A day after the cash-strapped automaker said it will idle North American plants starting Friday, Mike Accavitti, director of Chrysler’s Dodge brand and head of motorsports, said the automaker will cut spending next year by more than 30 percent.
“We’re not going to pull out. We are going to throttle back,” he told Reuters. “NASCAR is not exempt from anything else that we do to market and promote vehicles.
“We have to reduce our spend. We have to get our expenses in line with our revenues,” he added in a telephone interview. “The market right now for automobiles is at a low point that hasn’t been seen in decades. As we resize the company and resize our expenses, our NASCAR spend is not exempt.”
While cutting spending, Chrysler will honor its contracts with three race teams it sponsors — Gillett Evernham, Penske Racing and Petty Enterprises — as well the track in Talladega, Alabama, Accavitti said.
Chrysler, along with General Motors Corp, is seeking a U.S. government bailout it says it needs to survive in the near term. Democratic lawmakers and industry sources have said any financial assistance would likely cover GM and privately held Chrysler, and total up to $14 billion.
GM has said it is cutting its marketing and promotions budget, which includes NASCAR, by about 20 percent. It has reduced advertising, walked away from expiring sponsorship deals with such teams as the New York Yankees and even ended its endorsement deal with popular pro golfer Tiger Woods.
Ford Motor Co said it plans to cut NASCAR spending by about 20 percent, while Japan’s Toyota Motor Corp has said its spending will be lower but has not said by how much.
“The show will go on, but it might be a reduced-fans-in-the-stand type of show,” said Michael Pitts, associate professor of strategic management at Virginia Commonwealth University.
“This is a real turning point,” he added. “Maybe we find out now the fans really don’t care about the brand of car.”
The automakers have been big backers of the sport in the belief it boosts their brand images as well as sales.
At NASCAR’s peak, GM spent as much as $130 million on the sport, Ford less than $100 million and Chrysler less than that, estimated Peter DeLorenzo, publisher of website www.autoextremist.com. Chrysler is probably spending around $50 million now and is heading toward $30 million, he added.

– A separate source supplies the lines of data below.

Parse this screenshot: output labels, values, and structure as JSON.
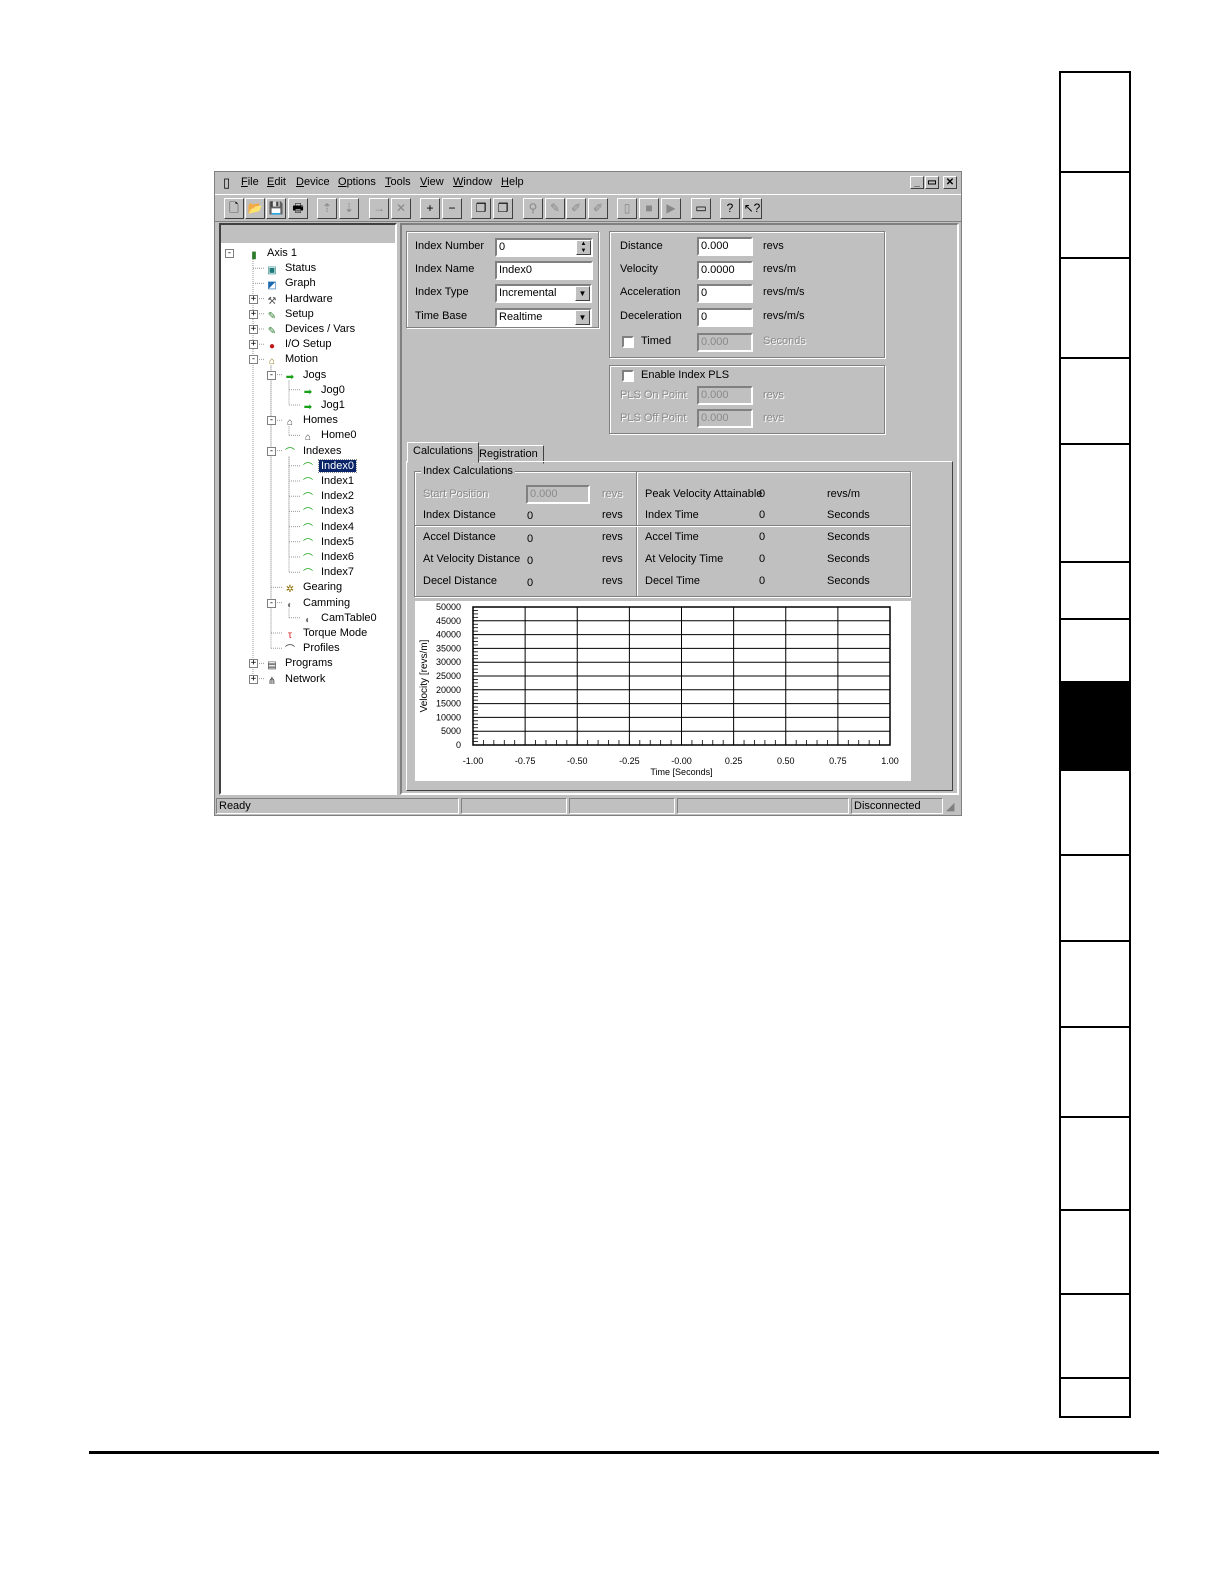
{
  "menu": {
    "items": [
      {
        "label": "File",
        "u": "F",
        "rest": "ile"
      },
      {
        "label": "Edit",
        "u": "E",
        "rest": "dit"
      },
      {
        "label": "Device",
        "u": "D",
        "rest": "evice"
      },
      {
        "label": "Options",
        "u": "O",
        "rest": "ptions"
      },
      {
        "label": "Tools",
        "u": "T",
        "rest": "ools"
      },
      {
        "label": "View",
        "u": "V",
        "rest": "iew"
      },
      {
        "label": "Window",
        "u": "W",
        "rest": "indow"
      },
      {
        "label": "Help",
        "u": "H",
        "rest": "elp"
      }
    ],
    "win_minimize": "_",
    "win_restore": "▭",
    "win_close": "✕"
  },
  "tree": {
    "nodes": [
      {
        "name": "tree-axis1",
        "label": "Axis 1",
        "icon": "axis-icon",
        "glyph": "▮",
        "color": "#2a7a2a"
      },
      {
        "name": "tree-status",
        "label": "Status",
        "icon": "status-icon",
        "glyph": "▣",
        "color": "#1d7a7a"
      },
      {
        "name": "tree-graph",
        "label": "Graph",
        "icon": "graph-icon",
        "glyph": "◩",
        "color": "#1d6ab0"
      },
      {
        "name": "tree-hardware",
        "label": "Hardware",
        "icon": "hardware-icon",
        "glyph": "⚒",
        "color": "#555"
      },
      {
        "name": "tree-setup",
        "label": "Setup",
        "icon": "setup-icon",
        "glyph": "✎",
        "color": "#2a7a2a"
      },
      {
        "name": "tree-devices-vars",
        "label": "Devices / Vars",
        "icon": "devices-icon",
        "glyph": "✎",
        "color": "#2a7a2a"
      },
      {
        "name": "tree-io-setup",
        "label": "I/O Setup",
        "icon": "io-setup-icon",
        "glyph": "●",
        "color": "#c01818"
      },
      {
        "name": "tree-motion",
        "label": "Motion",
        "icon": "motion-icon",
        "glyph": "⌂",
        "color": "#8a6a00"
      },
      {
        "name": "tree-jogs",
        "label": "Jogs",
        "icon": "jogs-icon",
        "glyph": "➡",
        "color": "#18a018"
      },
      {
        "name": "tree-jog0",
        "label": "Jog0",
        "icon": "jog-arrow-icon",
        "glyph": "➡",
        "color": "#18a018"
      },
      {
        "name": "tree-jog1",
        "label": "Jog1",
        "icon": "jog-arrow-icon",
        "glyph": "➡",
        "color": "#18a018"
      },
      {
        "name": "tree-homes",
        "label": "Homes",
        "icon": "home-icon",
        "glyph": "⌂",
        "color": "#333"
      },
      {
        "name": "tree-home0",
        "label": "Home0",
        "icon": "home-icon",
        "glyph": "⌂",
        "color": "#333"
      },
      {
        "name": "tree-indexes",
        "label": "Indexes",
        "icon": "index-profile-icon",
        "glyph": "⌒",
        "color": "#18a018"
      },
      {
        "name": "tree-index0",
        "label": "Index0",
        "icon": "index-profile-icon",
        "glyph": "⌒",
        "color": "#18a018"
      },
      {
        "name": "tree-index1",
        "label": "Index1",
        "icon": "index-profile-icon",
        "glyph": "⌒",
        "color": "#18a018"
      },
      {
        "name": "tree-index2",
        "label": "Index2",
        "icon": "index-profile-icon",
        "glyph": "⌒",
        "color": "#18a018"
      },
      {
        "name": "tree-index3",
        "label": "Index3",
        "icon": "index-profile-icon",
        "glyph": "⌒",
        "color": "#18a018"
      },
      {
        "name": "tree-index4",
        "label": "Index4",
        "icon": "index-profile-icon",
        "glyph": "⌒",
        "color": "#18a018"
      },
      {
        "name": "tree-index5",
        "label": "Index5",
        "icon": "index-profile-icon",
        "glyph": "⌒",
        "color": "#18a018"
      },
      {
        "name": "tree-index6",
        "label": "Index6",
        "icon": "index-profile-icon",
        "glyph": "⌒",
        "color": "#18a018"
      },
      {
        "name": "tree-index7",
        "label": "Index7",
        "icon": "index-profile-icon",
        "glyph": "⌒",
        "color": "#18a018"
      },
      {
        "name": "tree-gearing",
        "label": "Gearing",
        "icon": "gearing-icon",
        "glyph": "✲",
        "color": "#8a6a00"
      },
      {
        "name": "tree-camming",
        "label": "Camming",
        "icon": "camming-icon",
        "glyph": "◐",
        "color": "#777"
      },
      {
        "name": "tree-camtable0",
        "label": "CamTable0",
        "icon": "camtable-icon",
        "glyph": "◐",
        "color": "#777"
      },
      {
        "name": "tree-torque-mode",
        "label": "Torque Mode",
        "icon": "torque-icon",
        "glyph": "τ",
        "color": "#d01818"
      },
      {
        "name": "tree-profiles",
        "label": "Profiles",
        "icon": "profiles-icon",
        "glyph": "⌒",
        "color": "#333"
      },
      {
        "name": "tree-programs",
        "label": "Programs",
        "icon": "programs-icon",
        "glyph": "▤",
        "color": "#333"
      },
      {
        "name": "tree-network",
        "label": "Network",
        "icon": "network-icon",
        "glyph": "⋔",
        "color": "#333"
      }
    ],
    "selected": "Index0"
  },
  "index": {
    "number_label": "Index Number",
    "number_value": "0",
    "name_label": "Index Name",
    "name_value": "Index0",
    "type_label": "Index Type",
    "type_value": "Incremental",
    "timebase_label": "Time Base",
    "timebase_value": "Realtime"
  },
  "motion": {
    "distance_label": "Distance",
    "distance_value": "0.000",
    "distance_unit": "revs",
    "velocity_label": "Velocity",
    "velocity_value": "0.0000",
    "velocity_unit": "revs/m",
    "accel_label": "Acceleration",
    "accel_value": "0",
    "accel_unit": "revs/m/s",
    "decel_label": "Deceleration",
    "decel_value": "0",
    "decel_unit": "revs/m/s",
    "timed_label": "Timed",
    "timed_value": "0.000",
    "timed_unit": "Seconds"
  },
  "pls": {
    "enable_label": "Enable Index PLS",
    "on_label": "PLS On Point",
    "on_value": "0.000",
    "on_unit": "revs",
    "off_label": "PLS Off Point",
    "off_value": "0.000",
    "off_unit": "revs"
  },
  "tabs": {
    "calculations": "Calculations",
    "registration": "Registration"
  },
  "calc": {
    "group_title": "Index Calculations",
    "start_label": "Start Position",
    "start_value": "0.000",
    "start_unit": "revs",
    "index_dist_label": "Index Distance",
    "index_dist_value": "0",
    "index_dist_unit": "revs",
    "accel_dist_label": "Accel Distance",
    "accel_dist_value": "0",
    "accel_dist_unit": "revs",
    "atvel_dist_label": "At Velocity Distance",
    "atvel_dist_value": "0",
    "atvel_dist_unit": "revs",
    "decel_dist_label": "Decel Distance",
    "decel_dist_value": "0",
    "decel_dist_unit": "revs",
    "peak_label": "Peak Velocity Attainable",
    "peak_value": "0",
    "peak_unit": "revs/m",
    "index_time_label": "Index Time",
    "index_time_value": "0",
    "index_time_unit": "Seconds",
    "accel_time_label": "Accel Time",
    "accel_time_value": "0",
    "accel_time_unit": "Seconds",
    "atvel_time_label": "At Velocity Time",
    "atvel_time_value": "0",
    "atvel_time_unit": "Seconds",
    "decel_time_label": "Decel Time",
    "decel_time_value": "0",
    "decel_time_unit": "Seconds"
  },
  "chart_data": {
    "type": "line",
    "xlabel": "Time [Seconds]",
    "ylabel": "Velocity [revs/m]",
    "xlim": [
      -1.0,
      1.0
    ],
    "ylim": [
      0,
      50000
    ],
    "x_ticks": [
      "-1.00",
      "-0.75",
      "-0.50",
      "-0.25",
      "-0.00",
      "0.25",
      "0.50",
      "0.75",
      "1.00"
    ],
    "y_ticks": [
      "50000",
      "45000",
      "40000",
      "35000",
      "30000",
      "25000",
      "20000",
      "15000",
      "10000",
      "5000",
      "0"
    ],
    "grid": true,
    "series": []
  },
  "status": {
    "ready": "Ready",
    "connection": "Disconnected"
  },
  "toolbar": {
    "buttons": [
      {
        "name": "new-file-button",
        "glyph": "🗋"
      },
      {
        "name": "open-file-button",
        "glyph": "📂"
      },
      {
        "name": "save-button",
        "glyph": "💾"
      },
      {
        "name": "print-button",
        "glyph": "🖶"
      },
      {
        "name": "upload-button",
        "glyph": "⇡"
      },
      {
        "name": "download-button",
        "glyph": "⇣"
      },
      {
        "name": "insert-button",
        "glyph": "→"
      },
      {
        "name": "delete-button",
        "glyph": "✕"
      },
      {
        "name": "add-button",
        "glyph": "+"
      },
      {
        "name": "remove-button",
        "glyph": "−"
      },
      {
        "name": "copy-button",
        "glyph": "❐"
      },
      {
        "name": "paste-button",
        "glyph": "❐"
      },
      {
        "name": "search-button",
        "glyph": "⚲"
      },
      {
        "name": "edit-button",
        "glyph": "✎"
      },
      {
        "name": "tool-a-button",
        "glyph": "✐"
      },
      {
        "name": "tool-b-button",
        "glyph": "✐"
      },
      {
        "name": "run-button",
        "glyph": "▯"
      },
      {
        "name": "stop-button",
        "glyph": "■"
      },
      {
        "name": "step-button",
        "glyph": "▶"
      },
      {
        "name": "window-button",
        "glyph": "▭"
      },
      {
        "name": "help-button",
        "glyph": "?"
      },
      {
        "name": "context-help-button",
        "glyph": "↖?"
      }
    ]
  }
}
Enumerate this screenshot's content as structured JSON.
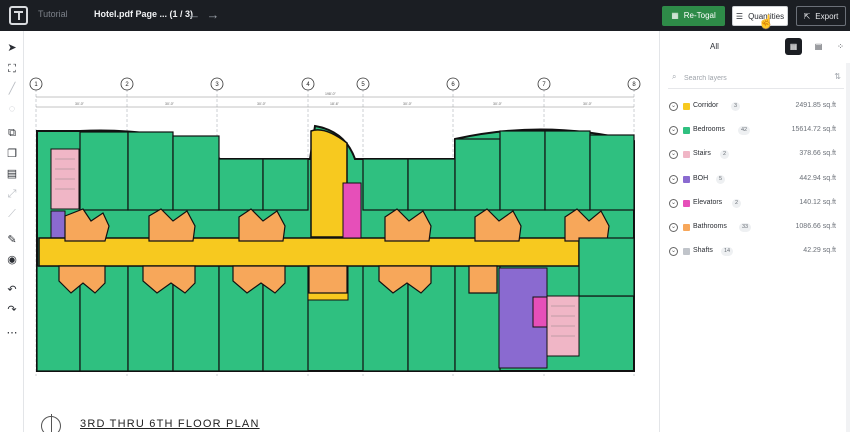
{
  "topbar": {
    "workspace": "Tutorial",
    "filename": "Hotel.pdf Page ... (1 / 3)",
    "back_icon": "arrow-left-icon",
    "forward_icon": "arrow-right-icon",
    "retogal_label": "Re-Togal",
    "quantities_label": "Quantities",
    "export_label": "Export"
  },
  "colors": {
    "topbar": "#1b1e23",
    "accent_green": "#2e8b48",
    "corridor": "#f7c91f",
    "bedrooms": "#2fc080",
    "stairs": "#f0b6c6",
    "boh": "#8a6ad0",
    "elevators": "#e64fb9",
    "bathrooms": "#f7a75a",
    "shafts": "#c0c4ca"
  },
  "plan": {
    "title": "3RD THRU 6TH FLOOR PLAN",
    "grid_labels": [
      "1",
      "2",
      "3",
      "4",
      "5",
      "6",
      "7",
      "8"
    ]
  },
  "panel": {
    "tab_all": "All",
    "search_placeholder": "Search layers",
    "layers": [
      {
        "name": "Corridor",
        "count": "3",
        "area": "2491.85 sq.ft",
        "color": "#f7c91f"
      },
      {
        "name": "Bedrooms",
        "count": "42",
        "area": "15614.72 sq.ft",
        "color": "#2fc080"
      },
      {
        "name": "Stairs",
        "count": "2",
        "area": "378.66 sq.ft",
        "color": "#f0b6c6"
      },
      {
        "name": "BOH",
        "count": "5",
        "area": "442.94 sq.ft",
        "color": "#8a6ad0"
      },
      {
        "name": "Elevators",
        "count": "2",
        "area": "140.12 sq.ft",
        "color": "#e64fb9"
      },
      {
        "name": "Bathrooms",
        "count": "33",
        "area": "1086.66 sq.ft",
        "color": "#f7a75a"
      },
      {
        "name": "Shafts",
        "count": "14",
        "area": "42.29 sq.ft",
        "color": "#c0c4ca"
      }
    ]
  },
  "toolbar": {
    "tools": [
      "pointer-icon",
      "crop-icon",
      "line-icon",
      "circle-icon",
      "copy-icon",
      "duplicate-icon",
      "stack-icon",
      "scale-icon",
      "ruler-icon",
      "pen-icon",
      "target-icon",
      "undo-icon",
      "redo-icon",
      "more-icon"
    ]
  }
}
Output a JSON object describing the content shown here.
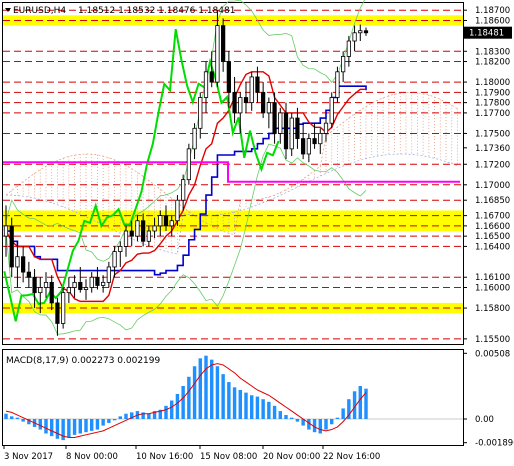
{
  "header": {
    "symbol": "EURUSD,H4",
    "ohlc": "1.18512 1.18532 1.18476 1.18481"
  },
  "macd_panel": {
    "label": "MACD(8,17,9) 0.002273 0.002199",
    "scale_top": "0.00508",
    "scale_zero": "0.00",
    "scale_bottom": "-0.001896"
  },
  "colors": {
    "candle": "#000000",
    "price_line": "#000000",
    "red_dashes": "#d60000",
    "yellow_zone": "#ffff00",
    "tenkan": "#e00000",
    "kijun": "#0000cc",
    "chikou": "#00dd00",
    "bollinger": "#66cc66",
    "magenta_level": "#ff00ff",
    "cloud_red": "#e49a80",
    "cloud_blue": "#9aa8e4",
    "macd_hist": "#1e90ff",
    "macd_signal": "#e00000"
  },
  "chart_data": {
    "type": "candlestick",
    "instrument": "EURUSD",
    "timeframe": "H4",
    "price_ylim": [
      1.1545,
      1.1877
    ],
    "price_ticks": [
      "1.18700",
      "1.18600",
      "1.18300",
      "1.18200",
      "1.18000",
      "1.17900",
      "1.17800",
      "1.17700",
      "1.17500",
      "1.17360",
      "1.17200",
      "1.16850",
      "1.17000",
      "1.16700",
      "1.16600",
      "1.16500",
      "1.16400",
      "1.16100",
      "1.16000",
      "1.15800",
      "1.15500"
    ],
    "current_price": "1.18481",
    "date_labels": [
      "3 Nov 2017",
      "8 Nov 00:00",
      "10 Nov 16:00",
      "15 Nov 08:00",
      "20 Nov 00:00",
      "22 Nov 16:00"
    ],
    "support_resistance_levels": [
      1.187,
      1.186,
      1.183,
      1.182,
      1.18,
      1.179,
      1.178,
      1.177,
      1.175,
      1.172,
      1.17,
      1.1685,
      1.167,
      1.166,
      1.165,
      1.164,
      1.161,
      1.16,
      1.158,
      1.155
    ],
    "yellow_zones": [
      [
        1.1855,
        1.1865
      ],
      [
        1.1655,
        1.1675
      ],
      [
        1.1575,
        1.1585
      ]
    ],
    "magenta_level_values": [
      1.1722,
      1.1703
    ],
    "candles": [
      [
        1.165,
        1.168,
        1.163,
        1.166
      ],
      [
        1.166,
        1.1668,
        1.161,
        1.162
      ],
      [
        1.162,
        1.1645,
        1.16,
        1.163
      ],
      [
        1.163,
        1.164,
        1.1605,
        1.1615
      ],
      [
        1.1615,
        1.1625,
        1.16,
        1.161
      ],
      [
        1.161,
        1.1618,
        1.158,
        1.1595
      ],
      [
        1.1595,
        1.161,
        1.1575,
        1.16
      ],
      [
        1.16,
        1.1615,
        1.159,
        1.1605
      ],
      [
        1.1605,
        1.1612,
        1.1578,
        1.1585
      ],
      [
        1.1585,
        1.159,
        1.1553,
        1.1565
      ],
      [
        1.1565,
        1.16,
        1.156,
        1.1595
      ],
      [
        1.1595,
        1.161,
        1.1585,
        1.16
      ],
      [
        1.16,
        1.1612,
        1.159,
        1.1605
      ],
      [
        1.1605,
        1.162,
        1.1595,
        1.1598
      ],
      [
        1.1598,
        1.1608,
        1.1588,
        1.16
      ],
      [
        1.16,
        1.1615,
        1.1595,
        1.161
      ],
      [
        1.161,
        1.162,
        1.1598,
        1.1602
      ],
      [
        1.1602,
        1.1612,
        1.1595,
        1.1605
      ],
      [
        1.1605,
        1.1625,
        1.16,
        1.162
      ],
      [
        1.162,
        1.164,
        1.161,
        1.1635
      ],
      [
        1.1635,
        1.1645,
        1.162,
        1.164
      ],
      [
        1.164,
        1.166,
        1.163,
        1.1655
      ],
      [
        1.1655,
        1.1665,
        1.164,
        1.165
      ],
      [
        1.165,
        1.167,
        1.1645,
        1.1665
      ],
      [
        1.1665,
        1.1672,
        1.164,
        1.1645
      ],
      [
        1.1645,
        1.166,
        1.164,
        1.1655
      ],
      [
        1.1655,
        1.1668,
        1.1648,
        1.166
      ],
      [
        1.166,
        1.1675,
        1.165,
        1.167
      ],
      [
        1.167,
        1.168,
        1.1655,
        1.166
      ],
      [
        1.166,
        1.167,
        1.165,
        1.1665
      ],
      [
        1.1665,
        1.169,
        1.166,
        1.1685
      ],
      [
        1.1685,
        1.171,
        1.1675,
        1.1705
      ],
      [
        1.1705,
        1.174,
        1.17,
        1.1735
      ],
      [
        1.1735,
        1.176,
        1.1725,
        1.1755
      ],
      [
        1.1755,
        1.179,
        1.1745,
        1.1785
      ],
      [
        1.1785,
        1.182,
        1.177,
        1.181
      ],
      [
        1.181,
        1.183,
        1.1795,
        1.18
      ],
      [
        1.18,
        1.187,
        1.1795,
        1.1855
      ],
      [
        1.1855,
        1.1862,
        1.181,
        1.182
      ],
      [
        1.182,
        1.183,
        1.1775,
        1.179
      ],
      [
        1.179,
        1.1805,
        1.176,
        1.177
      ],
      [
        1.177,
        1.179,
        1.175,
        1.1785
      ],
      [
        1.1785,
        1.18,
        1.177,
        1.178
      ],
      [
        1.178,
        1.181,
        1.1772,
        1.1805
      ],
      [
        1.1805,
        1.1815,
        1.178,
        1.179
      ],
      [
        1.179,
        1.18,
        1.1765,
        1.177
      ],
      [
        1.177,
        1.1785,
        1.1755,
        1.178
      ],
      [
        1.178,
        1.179,
        1.174,
        1.175
      ],
      [
        1.175,
        1.1775,
        1.174,
        1.177
      ],
      [
        1.177,
        1.178,
        1.1725,
        1.1735
      ],
      [
        1.1735,
        1.177,
        1.1728,
        1.1765
      ],
      [
        1.1765,
        1.1775,
        1.1735,
        1.1745
      ],
      [
        1.1745,
        1.176,
        1.1725,
        1.173
      ],
      [
        1.173,
        1.175,
        1.1722,
        1.1745
      ],
      [
        1.1745,
        1.176,
        1.1735,
        1.174
      ],
      [
        1.174,
        1.1755,
        1.173,
        1.175
      ],
      [
        1.175,
        1.1765,
        1.1742,
        1.176
      ],
      [
        1.176,
        1.179,
        1.1755,
        1.1785
      ],
      [
        1.1785,
        1.1815,
        1.178,
        1.181
      ],
      [
        1.181,
        1.183,
        1.18,
        1.1825
      ],
      [
        1.1825,
        1.1845,
        1.1815,
        1.184
      ],
      [
        1.184,
        1.1855,
        1.183,
        1.1848
      ],
      [
        1.1848,
        1.1856,
        1.184,
        1.185
      ],
      [
        1.185,
        1.1853,
        1.1845,
        1.1848
      ]
    ],
    "macd_histogram": [
      0.0004,
      0.0002,
      0.0001,
      -0.0002,
      -0.0004,
      -0.0006,
      -0.0008,
      -0.0011,
      -0.0013,
      -0.0015,
      -0.0016,
      -0.0014,
      -0.0012,
      -0.0011,
      -0.001,
      -0.0009,
      -0.0008,
      -0.0005,
      -0.0003,
      -0.0001,
      0.0002,
      0.0004,
      0.0005,
      0.0006,
      0.0005,
      0.0004,
      0.0006,
      0.0007,
      0.001,
      0.0014,
      0.0019,
      0.0025,
      0.0032,
      0.004,
      0.0046,
      0.0048,
      0.0045,
      0.004,
      0.0034,
      0.0028,
      0.0024,
      0.0022,
      0.002,
      0.0018,
      0.0017,
      0.0015,
      0.0013,
      0.001,
      0.0006,
      0.0003,
      0.0001,
      -0.0002,
      -0.0005,
      -0.0008,
      -0.001,
      -0.0011,
      -0.0008,
      -0.0004,
      0.0001,
      0.0008,
      0.0015,
      0.0021,
      0.0025,
      0.0023
    ],
    "macd_signal": [
      0.0006,
      0.0005,
      0.0003,
      0.0001,
      -0.0001,
      -0.0003,
      -0.0005,
      -0.0007,
      -0.0009,
      -0.0011,
      -0.0013,
      -0.0014,
      -0.0014,
      -0.0013,
      -0.0012,
      -0.0011,
      -0.001,
      -0.0009,
      -0.0007,
      -0.0005,
      -0.0003,
      -0.0001,
      0.0001,
      0.0003,
      0.0004,
      0.0004,
      0.0005,
      0.0006,
      0.0007,
      0.0009,
      0.0012,
      0.0016,
      0.0021,
      0.0027,
      0.0033,
      0.0038,
      0.0041,
      0.0042,
      0.0041,
      0.0038,
      0.0035,
      0.0031,
      0.0028,
      0.0025,
      0.0022,
      0.002,
      0.0018,
      0.0015,
      0.0012,
      0.0009,
      0.0006,
      0.0003,
      0.0,
      -0.0003,
      -0.0006,
      -0.0008,
      -0.0009,
      -0.0008,
      -0.0006,
      -0.0002,
      0.0003,
      0.0009,
      0.0015,
      0.002
    ],
    "macd_ylim": [
      -0.001896,
      0.00508
    ]
  }
}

“Once corporate America starts walking away, what are they going to do?” DeLorenzo said of NASCAR officials.
One industry observer has said the sport should take a break because of the automakers’ struggles. In a column on Slate, self-described fan Robert Weintraub suggested “euthanizing” NASCAR. www.slate.com/id/2206711/
Many sports leagues are suffering. The National Football League and National Basketball Association have cut jobs, Major League Baseball has frozen budgets and the Arena Football League this week canceled its 2009 season.
Chrysler, whose sales plunged 47 percent in November, is the lowest spender among the automakers in NASCAR, Accavitti said. Its cuts for next year include ending support of a fourth race team and allowing sponsorship deals with two other tracks to expire, as well as reducing promotional spending.
Earlier this month, NASCAR Chief Executive Brian France told Reuters the sport’s sponsorship revenue could possibly decline next year. It is heavily dependent on sponsorships, with corporations such as DuPont, Coca-Cola Co and the automakers holding long associations.
The France family owns NASCAR as well as a 68 percent voting interest in race track owner International Speedway Corp, which on December 10 forecast a weaker-than-expected 2009 profit, as well as lower attendance and related spending.
By Ben Klayman
(Editing by Dave Zimmerman and Brian Moss)